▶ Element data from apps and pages
◇ ◇ ◇ ◇ ◇ ◇ ◇

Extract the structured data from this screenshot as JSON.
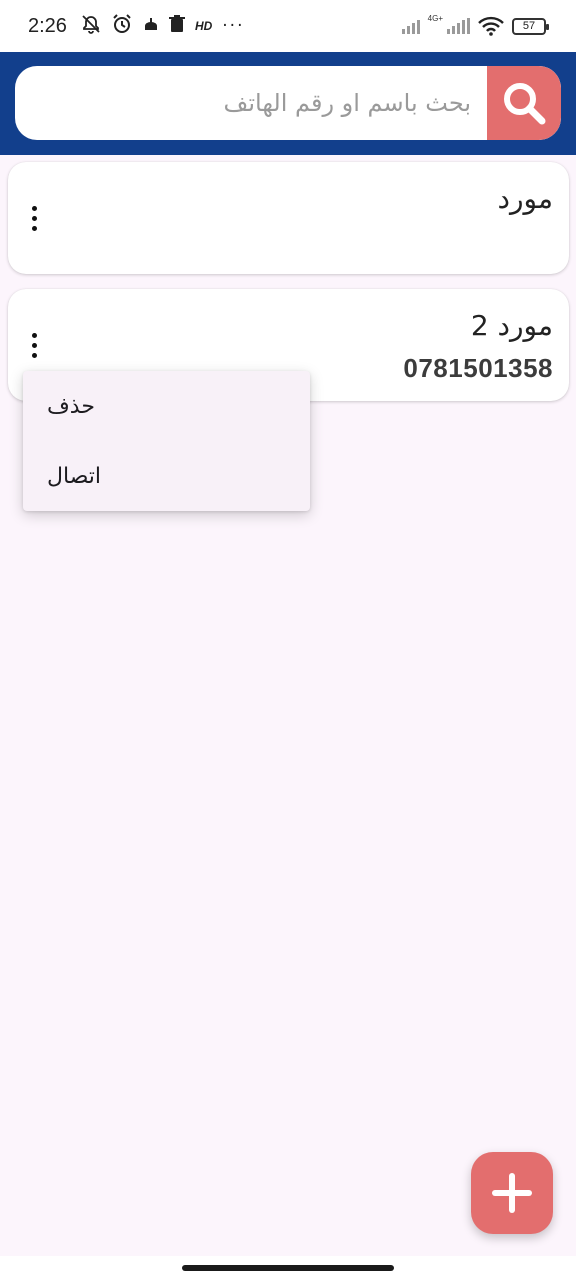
{
  "status_bar": {
    "time": "2:26",
    "notification_icons": [
      "bell-off-icon",
      "alarm-icon",
      "mosque-icon",
      "trash-icon",
      "hd-icon",
      "more-dots-icon"
    ],
    "network_label": "4G+",
    "battery": "57"
  },
  "search": {
    "placeholder": "بحث باسم او رقم الهاتف",
    "value": ""
  },
  "suppliers": [
    {
      "name": "مورد",
      "phone": ""
    },
    {
      "name": "مورد 2",
      "phone": "0781501358"
    }
  ],
  "menu": {
    "items": [
      "حذف",
      "اتصال"
    ]
  },
  "fab": {
    "icon": "plus-icon"
  },
  "colors": {
    "app_bar": "#123f8c",
    "accent": "#e36e6e",
    "background": "#fcf5fc"
  }
}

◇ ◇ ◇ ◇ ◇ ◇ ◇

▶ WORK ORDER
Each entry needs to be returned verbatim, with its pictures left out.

▶ RESULT FOR THIS EXERCISE
Extract the structured data from this screenshot as JSON.
{
  "status_bar": {
    "time": "2:26",
    "notification_icons": [
      "bell-off-icon",
      "alarm-icon",
      "mosque-icon",
      "trash-icon",
      "hd-icon",
      "more-dots-icon"
    ],
    "network_label": "4G+",
    "battery": "57"
  },
  "search": {
    "placeholder": "بحث باسم او رقم الهاتف",
    "value": ""
  },
  "suppliers": [
    {
      "name": "مورد",
      "phone": ""
    },
    {
      "name": "مورد 2",
      "phone": "0781501358"
    }
  ],
  "menu": {
    "items": [
      "حذف",
      "اتصال"
    ]
  },
  "fab": {
    "icon": "plus-icon"
  },
  "colors": {
    "app_bar": "#123f8c",
    "accent": "#e36e6e",
    "background": "#fcf5fc"
  }
}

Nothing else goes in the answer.